BEGIN

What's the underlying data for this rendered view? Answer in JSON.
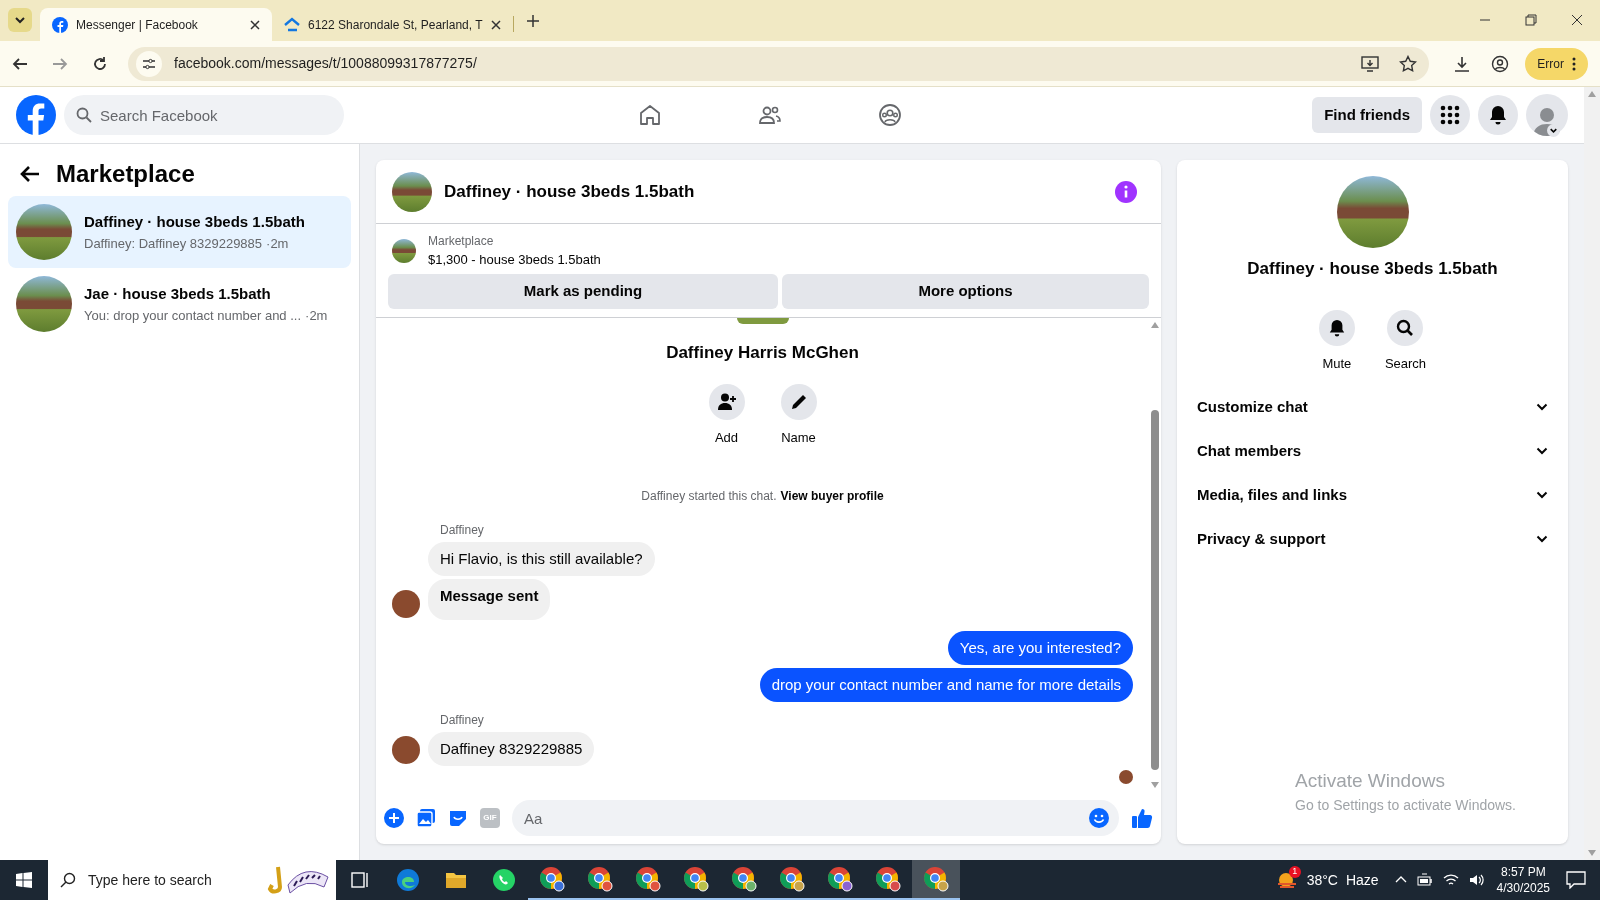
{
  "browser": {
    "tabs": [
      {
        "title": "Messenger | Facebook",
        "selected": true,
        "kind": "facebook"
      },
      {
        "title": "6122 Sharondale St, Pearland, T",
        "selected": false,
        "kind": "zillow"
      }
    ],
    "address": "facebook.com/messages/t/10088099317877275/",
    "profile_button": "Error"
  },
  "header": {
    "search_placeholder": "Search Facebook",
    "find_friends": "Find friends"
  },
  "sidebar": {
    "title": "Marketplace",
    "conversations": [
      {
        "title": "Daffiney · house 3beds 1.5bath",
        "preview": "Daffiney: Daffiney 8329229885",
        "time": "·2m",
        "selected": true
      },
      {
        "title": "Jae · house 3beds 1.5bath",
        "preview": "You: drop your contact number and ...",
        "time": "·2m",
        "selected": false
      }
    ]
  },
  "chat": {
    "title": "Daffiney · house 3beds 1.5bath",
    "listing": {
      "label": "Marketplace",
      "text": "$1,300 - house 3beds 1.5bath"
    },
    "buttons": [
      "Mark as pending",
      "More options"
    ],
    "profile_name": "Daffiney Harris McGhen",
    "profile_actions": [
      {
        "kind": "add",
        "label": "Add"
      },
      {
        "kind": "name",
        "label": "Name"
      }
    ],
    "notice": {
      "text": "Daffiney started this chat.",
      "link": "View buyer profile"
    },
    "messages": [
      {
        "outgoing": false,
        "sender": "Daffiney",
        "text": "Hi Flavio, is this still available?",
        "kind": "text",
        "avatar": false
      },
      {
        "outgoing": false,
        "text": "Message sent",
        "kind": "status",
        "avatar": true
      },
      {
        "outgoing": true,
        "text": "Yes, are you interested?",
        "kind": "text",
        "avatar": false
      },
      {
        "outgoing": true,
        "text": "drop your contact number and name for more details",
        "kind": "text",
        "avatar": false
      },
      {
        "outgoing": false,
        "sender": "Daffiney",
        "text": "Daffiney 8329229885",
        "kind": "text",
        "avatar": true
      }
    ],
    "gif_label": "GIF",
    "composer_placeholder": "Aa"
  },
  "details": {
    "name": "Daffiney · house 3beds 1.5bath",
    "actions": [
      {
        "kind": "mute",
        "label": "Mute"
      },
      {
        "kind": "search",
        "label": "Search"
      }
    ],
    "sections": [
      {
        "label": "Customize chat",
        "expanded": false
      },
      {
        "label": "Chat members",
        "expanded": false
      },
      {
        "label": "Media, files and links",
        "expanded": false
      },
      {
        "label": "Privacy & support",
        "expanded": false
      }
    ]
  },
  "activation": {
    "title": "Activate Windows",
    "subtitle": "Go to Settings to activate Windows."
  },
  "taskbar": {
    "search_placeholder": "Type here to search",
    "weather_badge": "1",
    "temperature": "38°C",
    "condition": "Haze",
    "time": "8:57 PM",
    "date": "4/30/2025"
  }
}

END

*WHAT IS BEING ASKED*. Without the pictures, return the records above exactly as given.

*TASK SOLUTION*.
What's the underlying data for this rendered view? Answer in JSON.
{
  "browser": {
    "tabs": [
      {
        "title": "Messenger | Facebook",
        "selected": true,
        "kind": "facebook"
      },
      {
        "title": "6122 Sharondale St, Pearland, T",
        "selected": false,
        "kind": "zillow"
      }
    ],
    "address": "facebook.com/messages/t/10088099317877275/",
    "profile_button": "Error"
  },
  "header": {
    "search_placeholder": "Search Facebook",
    "find_friends": "Find friends"
  },
  "sidebar": {
    "title": "Marketplace",
    "conversations": [
      {
        "title": "Daffiney · house 3beds 1.5bath",
        "preview": "Daffiney: Daffiney 8329229885",
        "time": "·2m",
        "selected": true
      },
      {
        "title": "Jae · house 3beds 1.5bath",
        "preview": "You: drop your contact number and ...",
        "time": "·2m",
        "selected": false
      }
    ]
  },
  "chat": {
    "title": "Daffiney · house 3beds 1.5bath",
    "listing": {
      "label": "Marketplace",
      "text": "$1,300 - house 3beds 1.5bath"
    },
    "buttons": [
      "Mark as pending",
      "More options"
    ],
    "profile_name": "Daffiney Harris McGhen",
    "profile_actions": [
      {
        "kind": "add",
        "label": "Add"
      },
      {
        "kind": "name",
        "label": "Name"
      }
    ],
    "notice": {
      "text": "Daffiney started this chat.",
      "link": "View buyer profile"
    },
    "messages": [
      {
        "outgoing": false,
        "sender": "Daffiney",
        "text": "Hi Flavio, is this still available?",
        "kind": "text",
        "avatar": false
      },
      {
        "outgoing": false,
        "text": "Message sent",
        "kind": "status",
        "avatar": true
      },
      {
        "outgoing": true,
        "text": "Yes, are you interested?",
        "kind": "text",
        "avatar": false
      },
      {
        "outgoing": true,
        "text": "drop your contact number and name for more details",
        "kind": "text",
        "avatar": false
      },
      {
        "outgoing": false,
        "sender": "Daffiney",
        "text": "Daffiney 8329229885",
        "kind": "text",
        "avatar": true
      }
    ],
    "gif_label": "GIF",
    "composer_placeholder": "Aa"
  },
  "details": {
    "name": "Daffiney · house 3beds 1.5bath",
    "actions": [
      {
        "kind": "mute",
        "label": "Mute"
      },
      {
        "kind": "search",
        "label": "Search"
      }
    ],
    "sections": [
      {
        "label": "Customize chat",
        "expanded": false
      },
      {
        "label": "Chat members",
        "expanded": false
      },
      {
        "label": "Media, files and links",
        "expanded": false
      },
      {
        "label": "Privacy & support",
        "expanded": false
      }
    ]
  },
  "activation": {
    "title": "Activate Windows",
    "subtitle": "Go to Settings to activate Windows."
  },
  "taskbar": {
    "search_placeholder": "Type here to search",
    "weather_badge": "1",
    "temperature": "38°C",
    "condition": "Haze",
    "time": "8:57 PM",
    "date": "4/30/2025"
  }
}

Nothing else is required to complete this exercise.